Retail can continue to happily sell disc-based physical video games for at least another 20 years, according to one leading analyst.
GameStop CEO Paul Raines said earlier that he believes physical games retail will never go away, although the comments were dismissed as delusional, self-serving load of tosh” by former PlayStation and Xbox man Phil Harrison.
Wedbush Morgan's Michael Pachter, however, thinks Raines' assessment is closer to the truth.
Music CD sales are down 80 per cent from their peak, but the salient point is that 18 years after Napster, Kazaa and Grokster almost destroyed physical media, the record labels are STILL MAKING CDs,” he told MCV.
DVD sales are down around 50 per cent from the peak, but again, the figure is misleading, as the peak reflected the debut of virtually every film ever made on DVD. The masses bought Blu-ray players and bought catalogue titles in 2010, and catalogue has faded far more rapidly than new release DVD sales. Again, the salient point is that the movie studios are still making DVDs.
I think the console death will take decades. That means that GameStop has at least another 20 years to sell DVDs. I think that the decline in physical game sales hurts GameStop the least, as Amazon and Best Buy customers are far more inclined to buy online than GameStop customers, due to the latter's predominant position in the used games business.”
Pachter also contests comments by SuperData's Joost van Dreunen, likening GameStop's perceived plight to that of the failed Blockbuster or RadioShack.
RadioShack was put out of business by crushing debt (GameStop has none) and very slowly declining sales due to their irrelevancy,” he added.

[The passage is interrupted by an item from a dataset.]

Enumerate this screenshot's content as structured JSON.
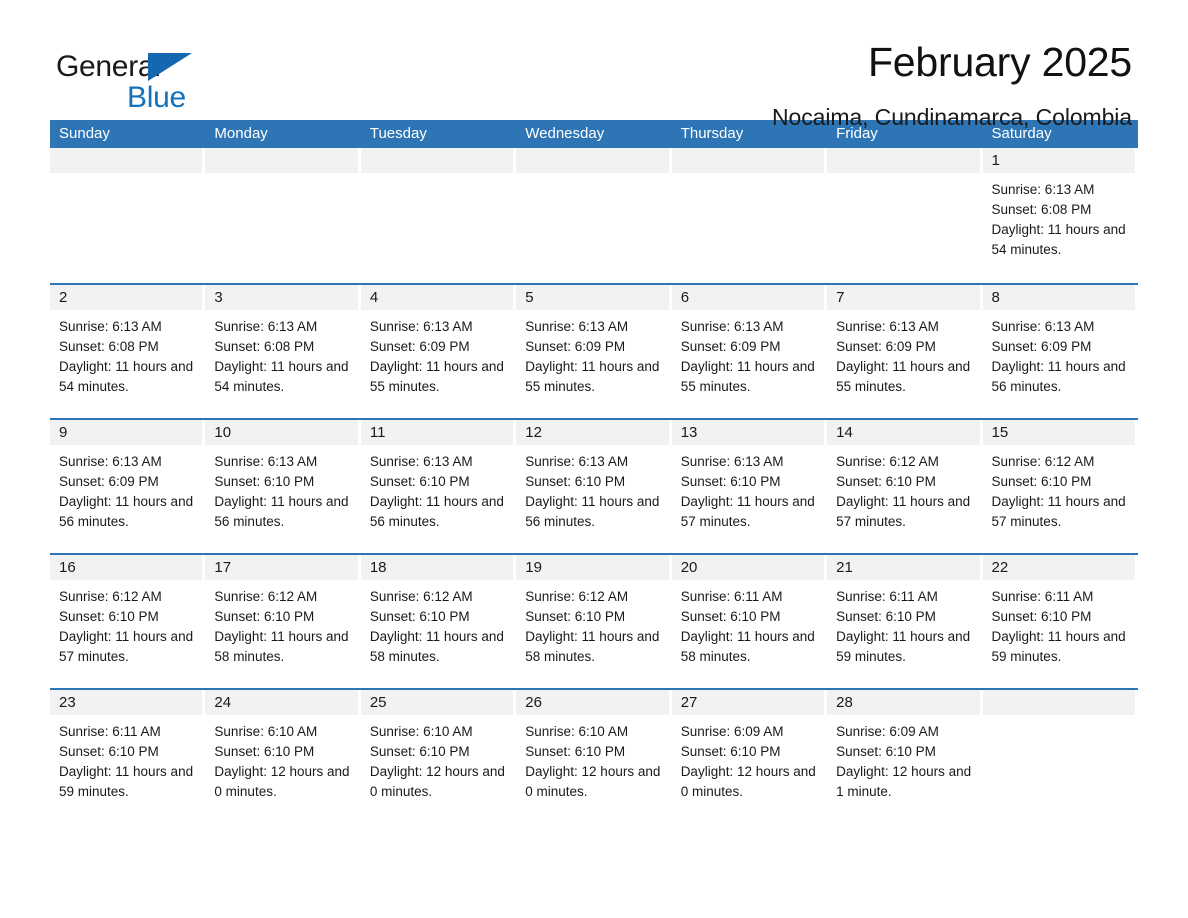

Blockbuster was put out of business not by digital downloads or streaming video, but by lower-priced Redbox, whose sole business is renting physical DVDs. There is no analogy for GameStop.”